I often think about the saying I’ve heard concerning the written and the spoken word, that some folks have something to say while others just have to say something. I’m afraid all too often I just have to say something, even until the listener or reader’s eyes glaze over.
I realize newspapers are expected to contain mostly reports about “new” happenings, as opposed to happenings long past, “old” news … and what an oxymoron that is.
Mostly I leave the new items to reporters and photographers who do that very well. But the past is oftentimes just as interesting, and as pertinent, as the present.
A glance through some old columns (mine and others) reveals the general apprehension we experienced during the phenomenal growth in Woodstock and Cherokee County in the 1980s and beyond, and how our lives changed because of that. It was often a lesson in futility.
In a rear-view mirror, it almost seems like a huge tsunami, rolling through, changing the landscape, covering farmland with asphalt, packing students in classrooms like pickles in a jar, stacking vehicles at intersections like dominoes, hanging traffic lights that seemed unmanageable in their “demolition derby” irregularity.
To an innocent by-standing observer, it appeared the world had discovered our secret, that secret being that Woodstock was where the abundant life was to be found, the best of both worlds, the finish line, the icing on the cake.
And the whole world came before we had a chance to get ready. There was suddenly an Arnold Palmer golf course. (I was so naïve. I thought we didn’t need a golf course. Couldn’t golfers just go to Canterbury or Canton?)
Then there was George H. W. Bush who chose to kick off his re-election campaign in the middle of our town. And big companies were following each other to the Atlanta area as they established new home offices whose CEOs and peons alike wanted to live on the north side of the perimeter.

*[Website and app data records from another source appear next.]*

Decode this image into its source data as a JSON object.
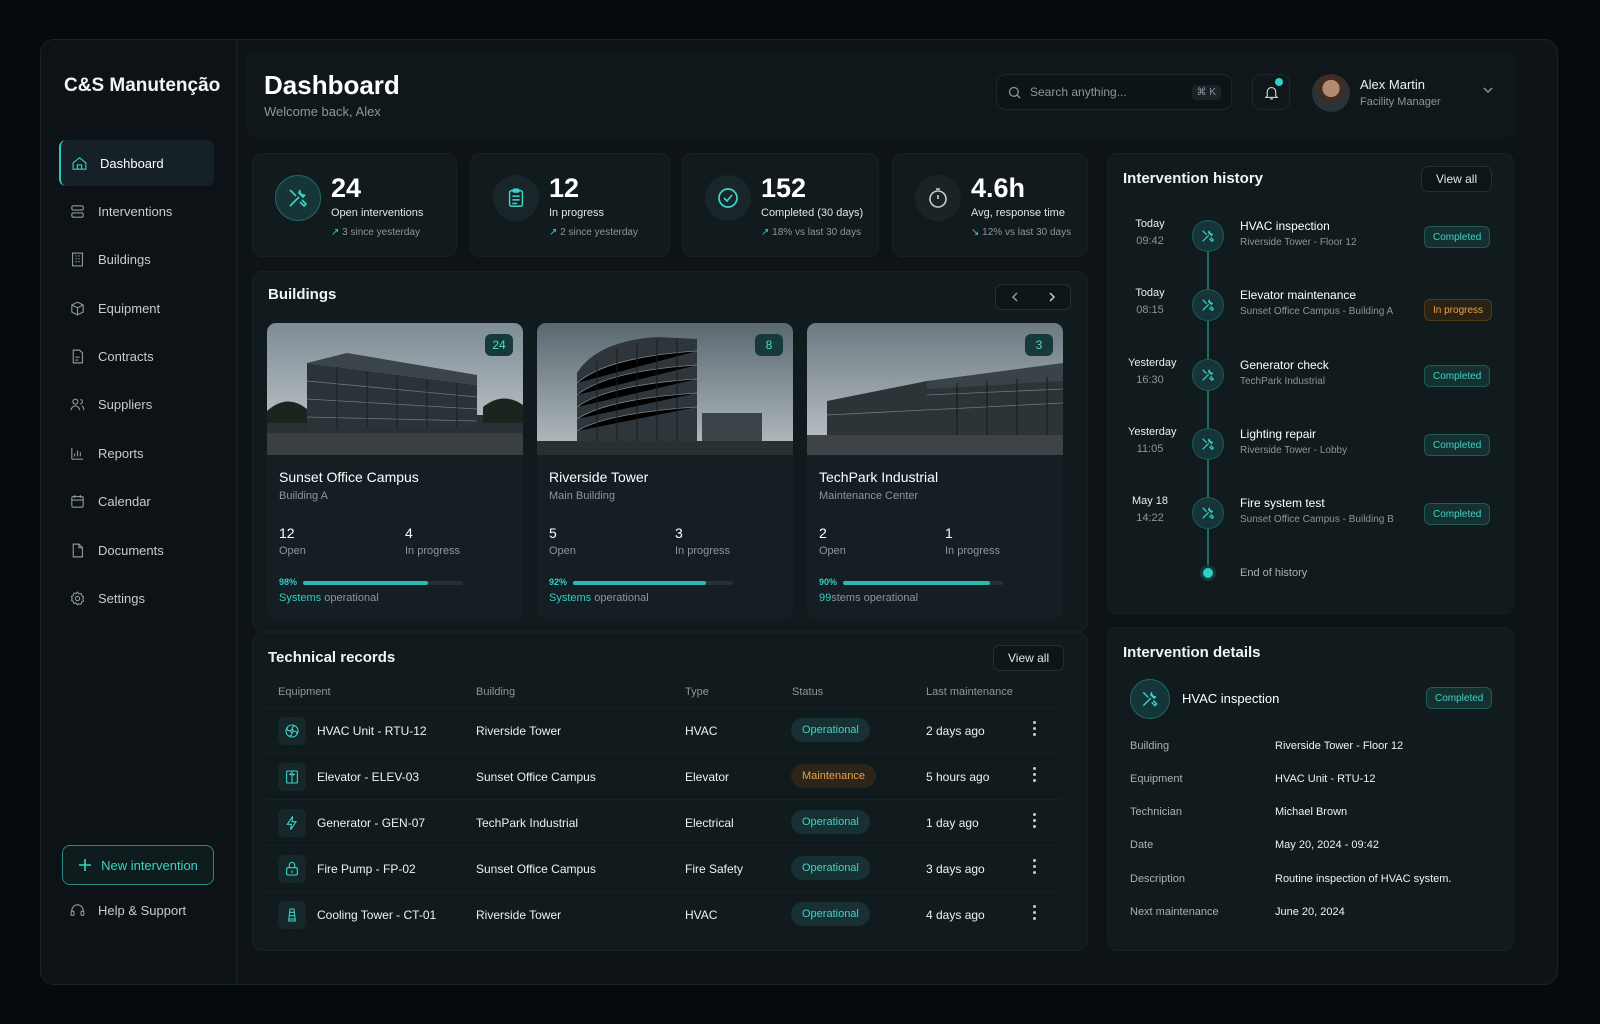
{
  "app": {
    "brand": "C&S Manutenção"
  },
  "sidebar": {
    "items": [
      {
        "label": "Dashboard",
        "icon": "home-icon"
      },
      {
        "label": "Interventions",
        "icon": "wrench-icon"
      },
      {
        "label": "Buildings",
        "icon": "building-icon"
      },
      {
        "label": "Equipment",
        "icon": "cube-icon"
      },
      {
        "label": "Contracts",
        "icon": "file-icon"
      },
      {
        "label": "Suppliers",
        "icon": "users-icon"
      },
      {
        "label": "Reports",
        "icon": "chart-icon"
      },
      {
        "label": "Calendar",
        "icon": "calendar-icon"
      },
      {
        "label": "Documents",
        "icon": "document-icon"
      },
      {
        "label": "Settings",
        "icon": "gear-icon"
      }
    ],
    "new_button": "New intervention",
    "help": "Help & Support"
  },
  "header": {
    "title": "Dashboard",
    "subtitle": "Welcome back, Alex",
    "search_placeholder": "Search anything...",
    "search_shortcut": "⌘ K",
    "user_name": "Alex Martin",
    "user_role": "Facility Manager"
  },
  "stats": [
    {
      "value": "24",
      "label": "Open interventions",
      "delta": "3 since yesterday"
    },
    {
      "value": "12",
      "label": "In progress",
      "delta": "2 since yesterday"
    },
    {
      "value": "152",
      "label": "Completed (30 days)",
      "delta": "18% vs last 30 days"
    },
    {
      "value": "4.6h",
      "label": "Avg, response time",
      "delta": "12% vs last 30 days"
    }
  ],
  "buildings": {
    "title": "Buildings",
    "cards": [
      {
        "name": "Sunset Office Campus",
        "sub": "Building A",
        "badge": "24",
        "open": "12",
        "open_label": "Open",
        "progress": "4",
        "progress_label": "In progress",
        "pct_text": "98%",
        "operational": 0.78,
        "footer_accent": "Systems",
        "footer_rest": " operational"
      },
      {
        "name": "Riverside Tower",
        "sub": "Main Building",
        "badge": "8",
        "open": "5",
        "open_label": "Open",
        "progress": "3",
        "progress_label": "In progress",
        "pct_text": "92%",
        "operational": 0.83,
        "footer_accent": "Systems",
        "footer_rest": " operational"
      },
      {
        "name": "TechPark Industrial",
        "sub": "Maintenance Center",
        "badge": "3",
        "open": "2",
        "open_label": "Open",
        "progress": "1",
        "progress_label": "In progress",
        "pct_text": "90%",
        "operational": 0.92,
        "footer_accent": "99",
        "footer_rest": "stems operational"
      }
    ]
  },
  "records": {
    "title": "Technical records",
    "view_all": "View all",
    "columns": [
      "Equipment",
      "Building",
      "Type",
      "Status",
      "Last maintenance"
    ],
    "rows": [
      {
        "equipment": "HVAC Unit - RTU-12",
        "building": "Riverside Tower",
        "type": "HVAC",
        "status": "Operational",
        "status_kind": "ok",
        "last": "2 days ago",
        "icon": "fan-icon"
      },
      {
        "equipment": "Elevator - ELEV-03",
        "building": "Sunset Office Campus",
        "type": "Elevator",
        "status": "Maintenance",
        "status_kind": "warn",
        "last": "5 hours ago",
        "icon": "elevator-icon"
      },
      {
        "equipment": "Generator - GEN-07",
        "building": "TechPark Industrial",
        "type": "Electrical",
        "status": "Operational",
        "status_kind": "ok",
        "last": "1 day ago",
        "icon": "bolt-icon"
      },
      {
        "equipment": "Fire Pump - FP-02",
        "building": "Sunset Office Campus",
        "type": "Fire Safety",
        "status": "Operational",
        "status_kind": "ok",
        "last": "3 days ago",
        "icon": "fire-pump-icon"
      },
      {
        "equipment": "Cooling Tower - CT-01",
        "building": "Riverside Tower",
        "type": "HVAC",
        "status": "Operational",
        "status_kind": "ok",
        "last": "4 days ago",
        "icon": "cooling-tower-icon"
      }
    ]
  },
  "history": {
    "title": "Intervention history",
    "view_all": "View all",
    "items": [
      {
        "day": "Today",
        "time": "09:42",
        "title": "HVAC inspection",
        "sub": "Riverside Tower - Floor 12",
        "status": "Completed",
        "kind": "ok"
      },
      {
        "day": "Today",
        "time": "08:15",
        "title": "Elevator maintenance",
        "sub": "Sunset Office Campus - Building A",
        "status": "In progress",
        "kind": "warn"
      },
      {
        "day": "Yesterday",
        "time": "16:30",
        "title": "Generator check",
        "sub": "TechPark Industrial",
        "status": "Completed",
        "kind": "ok"
      },
      {
        "day": "Yesterday",
        "time": "11:05",
        "title": "Lighting repair",
        "sub": "Riverside Tower - Lobby",
        "status": "Completed",
        "kind": "ok"
      },
      {
        "day": "May 18",
        "time": "14:22",
        "title": "Fire system test",
        "sub": "Sunset Office Campus - Building B",
        "status": "Completed",
        "kind": "ok"
      }
    ],
    "end": "End of history"
  },
  "details": {
    "title": "Intervention details",
    "name": "HVAC inspection",
    "status": "Completed",
    "rows": [
      {
        "label": "Building",
        "value": "Riverside Tower - Floor 12"
      },
      {
        "label": "Equipment",
        "value": "HVAC Unit - RTU-12"
      },
      {
        "label": "Technician",
        "value": "Michael Brown"
      },
      {
        "label": "Date",
        "value": "May 20, 2024 - 09:42"
      },
      {
        "label": "Description",
        "value": "Routine inspection of HVAC system."
      },
      {
        "label": "Next maintenance",
        "value": "June 20, 2024"
      }
    ]
  },
  "colors": {
    "accent": "#2fd0c6",
    "warning": "#e4a050",
    "background": "#0d1316"
  }
}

And as we coped with the changes in traffic and school, church and shopping, recreation and all of life’s daily activities, we slowly, but very surely, began to sort it out. We adjusted.

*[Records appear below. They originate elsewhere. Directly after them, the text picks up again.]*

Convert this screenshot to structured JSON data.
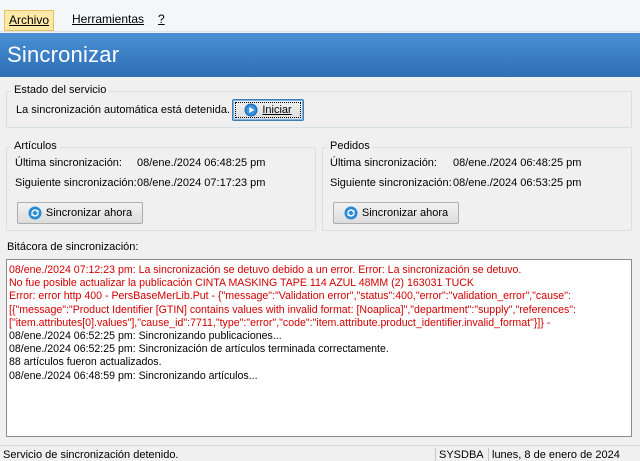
{
  "menu": {
    "archivo": "Archivo",
    "herramientas": "Herramientas",
    "ayuda": "?"
  },
  "header": {
    "title": "Sincronizar"
  },
  "service": {
    "title": "Estado del servicio",
    "status_text": "La sincronización automática está detenida.",
    "start_button": "Iniciar"
  },
  "articles": {
    "title": "Artículos",
    "last_label": "Última sincronización:",
    "last_value": "08/ene./2024 06:48:25 pm",
    "next_label": "Siguiente sincronización:",
    "next_value": "08/ene./2024 07:17:23 pm",
    "sync_button": "Sincronizar ahora"
  },
  "orders": {
    "title": "Pedidos",
    "last_label": "Última sincronización:",
    "last_value": "08/ene./2024 06:48:25 pm",
    "next_label": "Siguiente sincronización:",
    "next_value": "08/ene./2024 06:53:25 pm",
    "sync_button": "Sincronizar ahora"
  },
  "log": {
    "label": "Bitácora de sincronización:",
    "lines": [
      {
        "text": "08/ene./2024 07:12:23 pm: La sincronización se detuvo debido a un error. Error: La sincronización se detuvo.",
        "type": "error"
      },
      {
        "text": "No fue posible actualizar la publicación CINTA MASKING TAPE 114 AZUL 48MM (2) 163031 TUCK",
        "type": "error"
      },
      {
        "text": "Error: error http 400 - PersBaseMerLib.Put - {\"message\":\"Validation error\",\"status\":400,\"error\":\"validation_error\",\"cause\":",
        "type": "error"
      },
      {
        "text": "[{\"message\":\"Product Identifier [GTIN] contains values with invalid format: [Noaplica]\",\"department\":\"supply\",\"references\":",
        "type": "error"
      },
      {
        "text": "[\"item.attributes[0].values\"],\"cause_id\":7711,\"type\":\"error\",\"code\":\"item.attribute.product_identifier.invalid_format\"}]} -",
        "type": "error"
      },
      {
        "text": "08/ene./2024 06:52:25 pm: Sincronizando publicaciones...",
        "type": "normal"
      },
      {
        "text": "08/ene./2024 06:52:25 pm: Sincronización de artículos terminada correctamente.",
        "type": "normal"
      },
      {
        "text": "88 artículos fueron actualizados.",
        "type": "normal"
      },
      {
        "text": "08/ene./2024 06:48:59 pm: Sincronizando artículos...",
        "type": "normal"
      }
    ]
  },
  "status_bar": {
    "message": "Servicio de sincronización detenido.",
    "user": "SYSDBA",
    "date": "lunes, 8 de enero de 2024"
  },
  "colors": {
    "header": "#3a7dc2",
    "error_text": "#d00000",
    "icon_start": "#1e73be",
    "icon_sync": "#2a8ad4"
  }
}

As our old-timey stores and businesses folded, we somehow made do with the new. And the “new” has now become the “old,” and who knows what’s next. Is history repeating itself already?
One example is Wal-Mart and their multiple moves. How many “former” locations can one business have?

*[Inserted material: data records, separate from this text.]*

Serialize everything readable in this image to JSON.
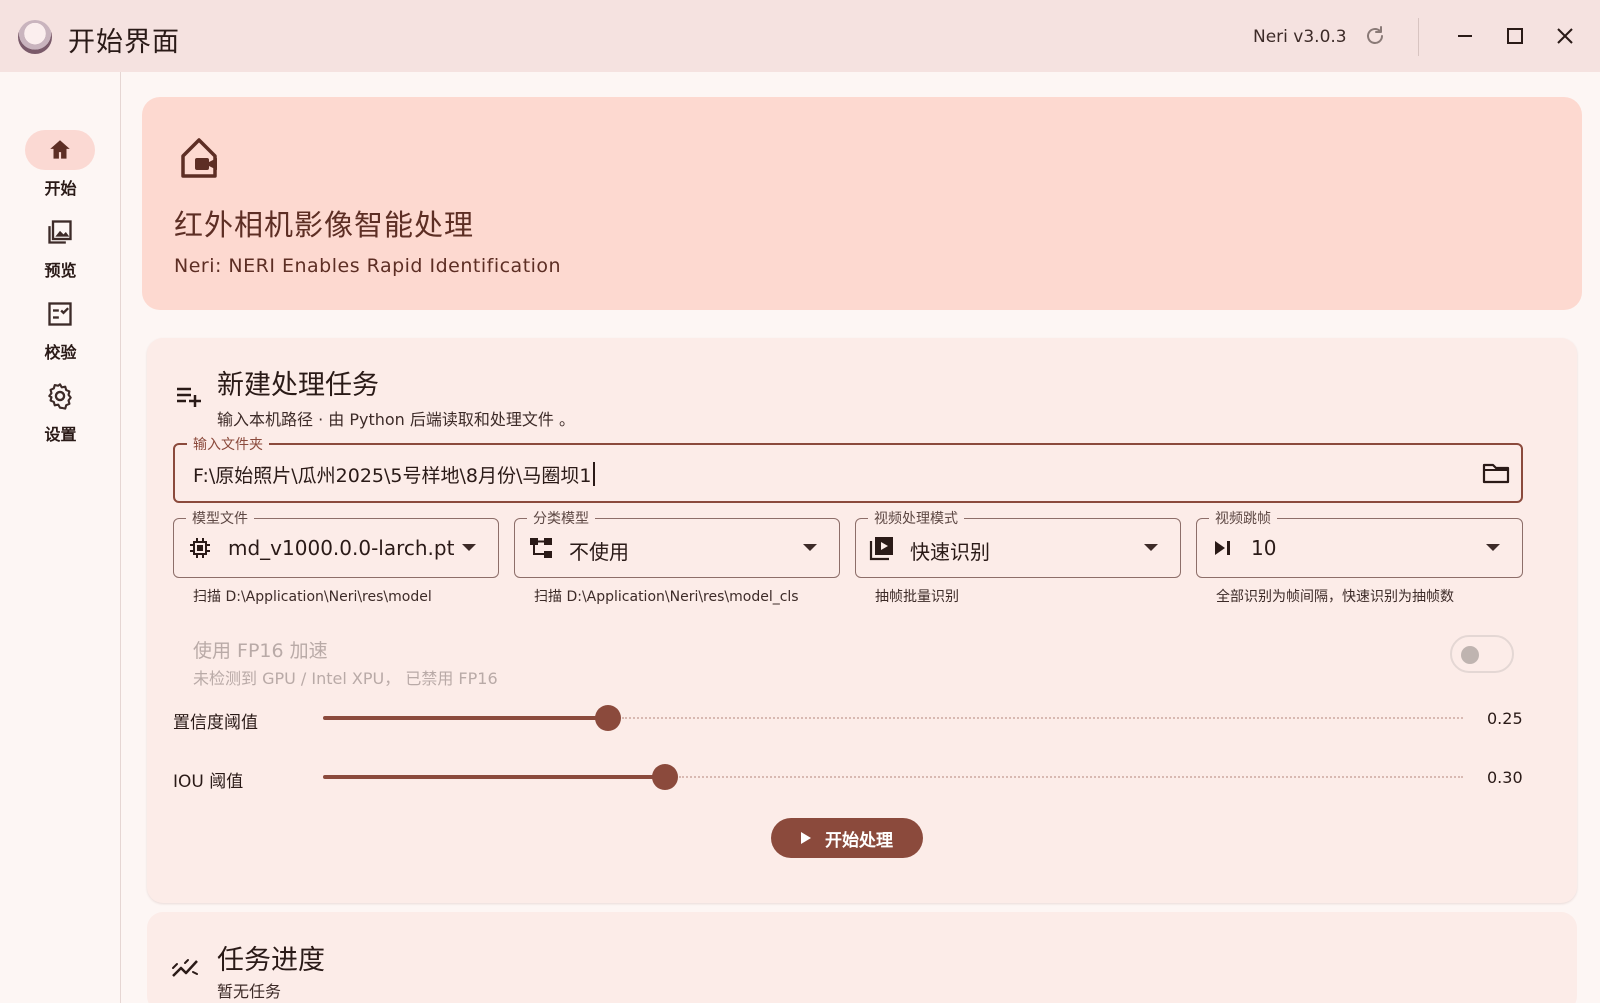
{
  "window": {
    "title": "开始界面",
    "version": "Neri v3.0.3"
  },
  "sidebar": {
    "items": [
      {
        "label": "开始",
        "icon": "home-icon",
        "active": true
      },
      {
        "label": "预览",
        "icon": "gallery-icon",
        "active": false
      },
      {
        "label": "校验",
        "icon": "checklist-icon",
        "active": false
      },
      {
        "label": "设置",
        "icon": "gear-icon",
        "active": false
      }
    ]
  },
  "hero": {
    "title": "红外相机影像智能处理",
    "subtitle": "Neri: NERI Enables Rapid Identification",
    "icon": "home-camera-icon"
  },
  "task": {
    "title": "新建处理任务",
    "subtitle": "输入本机路径 · 由 Python 后端读取和处理文件 。",
    "folder": {
      "label": "输入文件夹",
      "value": "F:\\原始照片\\瓜州2025\\5号样地\\8月份\\马圈坝1",
      "icon": "folder-icon"
    },
    "selects": [
      {
        "label": "模型文件",
        "value": "md_v1000.0.0-larch.pt",
        "helper": "扫描 D:\\Application\\Neri\\res\\model",
        "icon": "chip-icon"
      },
      {
        "label": "分类模型",
        "value": "不使用",
        "helper": "扫描 D:\\Application\\Neri\\res\\model_cls",
        "icon": "tree-icon"
      },
      {
        "label": "视频处理模式",
        "value": "快速识别",
        "helper": "抽帧批量识别",
        "icon": "video-library-icon"
      },
      {
        "label": "视频跳帧",
        "value": "10",
        "helper": "全部识别为帧间隔，快速识别为抽帧数",
        "icon": "skip-next-icon"
      }
    ],
    "fp16": {
      "title": "使用 FP16 加速",
      "subtitle": "未检测到 GPU / Intel XPU， 已禁用 FP16",
      "enabled": false
    },
    "sliders": [
      {
        "label": "置信度阈值",
        "value": "0.25",
        "fraction": 0.25
      },
      {
        "label": "IOU 阈值",
        "value": "0.30",
        "fraction": 0.3
      }
    ],
    "start_label": "开始处理"
  },
  "progress": {
    "title": "任务进度",
    "subtitle": "暂无任务",
    "icon": "trend-icon"
  },
  "colors": {
    "primary": "#8b4a3c",
    "hero_bg": "#fdd9d0",
    "card_bg": "#fcece8",
    "titlebar_bg": "#f5e2e0"
  }
}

Another example is a bit closer to home. My grocery store has closed. I say “my” because regular customers were faithful.
Ingles had been at its location below town for so long, it was an institution. News of its closing last month was met with no small measure of unbelief, and a feeling of extreme frustration.
It’s almost like a betrayal, like a bride left at the altar or the failure of yet another bank, or losing a beauty contest or an election for class president. Lions and tigers and bears, oh my!
It’s the same feeling we had when the one grocery store on Main Street in the old town closed its doors many years ago, and the bank moved to Highway 92 and Dawson-Parr Department Store closed. Then the post office left the downtown, and some churches did the same.
The hospital closed, City Hall kept moving, kind of like Wal-Mart, and the library took a hike up the street. We’re adjusting now to the presence of a nearby outlet mall, plus all kinds of new businesses downtown, and an ever-changing streetscape on the outskirts of town.
“Gone are the days…” but it’s déjà vu all over again. Elements of the past are everywhere, right alongside the present, and nestled amidst evidence of the future.
By the time the Tribune celebrates its 50th anniversary, countless more news stories will have been told. A reporter, perhaps Josh again, might mention Woodstock’s Bob the Turkey, big news one year; or a flood or a fire that made headlines; or perhaps a local girl who made the big screen or a local guy who made the baseball record books.
All fodder for columns as well. Beware.
Juanita Hughes is Woodstock’s official historian and former director of the Woodstock Public Library.